I’ve been on a bit of a mussel kick lately, which I blame largely on The Publick House. I’m pretty sure I also blamed them for my mayonnaise obsession, which just goes to show you the intensity of my love for this restaurant. One of my favorite things to order there is the moules frites, a big ol’ pot of mussels with a side of shoestring fries. They offer four different methods of preparation, ranging from Hefeweizen and pancetta to coconut milk and curry, but I can never get past the simple version with ale, garlic, and thyme. Sometimes simple is best. And this soup embraces the simple approach, with delicious results.
The most time-consuming part of this process was making the broth, and even that was easy. After sauteing thinly sliced onion, a touch of celery, and some fresh garlic and herbs, I added some coarsely chopped canned Marzano tomatoes and a little bit of white wine, and let it stew for about half an hour.
Once the broth is made, all that’s left to do is cook the mussels, which I’m entirely sure you could do with your eyes closed. All you have to do is add your cleaned mussels to the pot, and let them cook until all the shells are opened, which takes about ten minutes. You don’t have to do a thing– just stand there and watch. Or stand there and sip on some of the wine you used in the broth, if you prefer.
I’m pretty sure there’s nothing more satisfying than a meal of simple soup and crusty bread with your favorite person after several exhausting weeks. Even if it hasn’t been exactly the October that I always envision, it’s somehow turned out to be the one that I’ll probably remember for the longest. I’m so thankful I had the chance to spend time with so many friends in the course of so little time… and even more thankful that there was a quiet, delicious dinner at the end of that time.
from At Elizabeth David’s Table
1 yellow onion, thinly sliced
1 tablespoon minced celery
3 cloves garlic, thinly sliced
2-3 sprigs fresh thyme
freshly ground black pepper
2 lb tomatoes, skinned and sliced (I used canned Marzanos, but when they’re in season, I’m sure fresh is better)
1/2 cup dry white wine
4 dozen mussels (about 2 lb)
Cover the bottom of a large and fairly deep pan with olive oil. When it is warm, add the onion, and as soon as the onion begins to brown, add the celery, garlic, thyme, and pepper. Cook for a minute or two, and then add the tomatoes and let them stew for 3 or 4 minutes. Add the wine, and let the mixture bubble for about 2 minutes before covering the pan and turning down the flame.
Cook until the tomatoes are almost reduced to a pulp, then pour in about a cup of hot water, or enough to make the mixture about the consistency of a thick soup. Leave to simmer a few more minutes.

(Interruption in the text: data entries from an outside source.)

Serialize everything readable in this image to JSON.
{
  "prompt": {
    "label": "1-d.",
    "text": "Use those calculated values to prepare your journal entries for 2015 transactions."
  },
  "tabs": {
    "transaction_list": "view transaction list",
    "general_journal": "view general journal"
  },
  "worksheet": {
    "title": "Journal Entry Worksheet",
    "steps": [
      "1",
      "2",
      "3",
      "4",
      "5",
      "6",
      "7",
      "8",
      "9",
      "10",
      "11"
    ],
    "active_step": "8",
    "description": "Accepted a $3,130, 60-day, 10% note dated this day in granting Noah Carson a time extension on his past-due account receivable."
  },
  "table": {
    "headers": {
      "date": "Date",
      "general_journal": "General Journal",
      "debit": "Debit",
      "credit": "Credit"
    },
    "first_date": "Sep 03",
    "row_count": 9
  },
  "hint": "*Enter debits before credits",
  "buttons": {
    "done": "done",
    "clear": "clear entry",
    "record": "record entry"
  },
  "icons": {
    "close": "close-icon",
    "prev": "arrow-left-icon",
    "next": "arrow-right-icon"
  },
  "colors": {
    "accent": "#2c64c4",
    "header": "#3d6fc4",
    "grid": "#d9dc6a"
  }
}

Add the cleaned mussels and let them cook fairly fast (over medium-high heat) until all are opened, which will take about 10-12 minutes. Before serving, sprinkle with some cut parsley and a bit of fresh grated lemon peel.
Serve with crusty French bread and top-quality butter.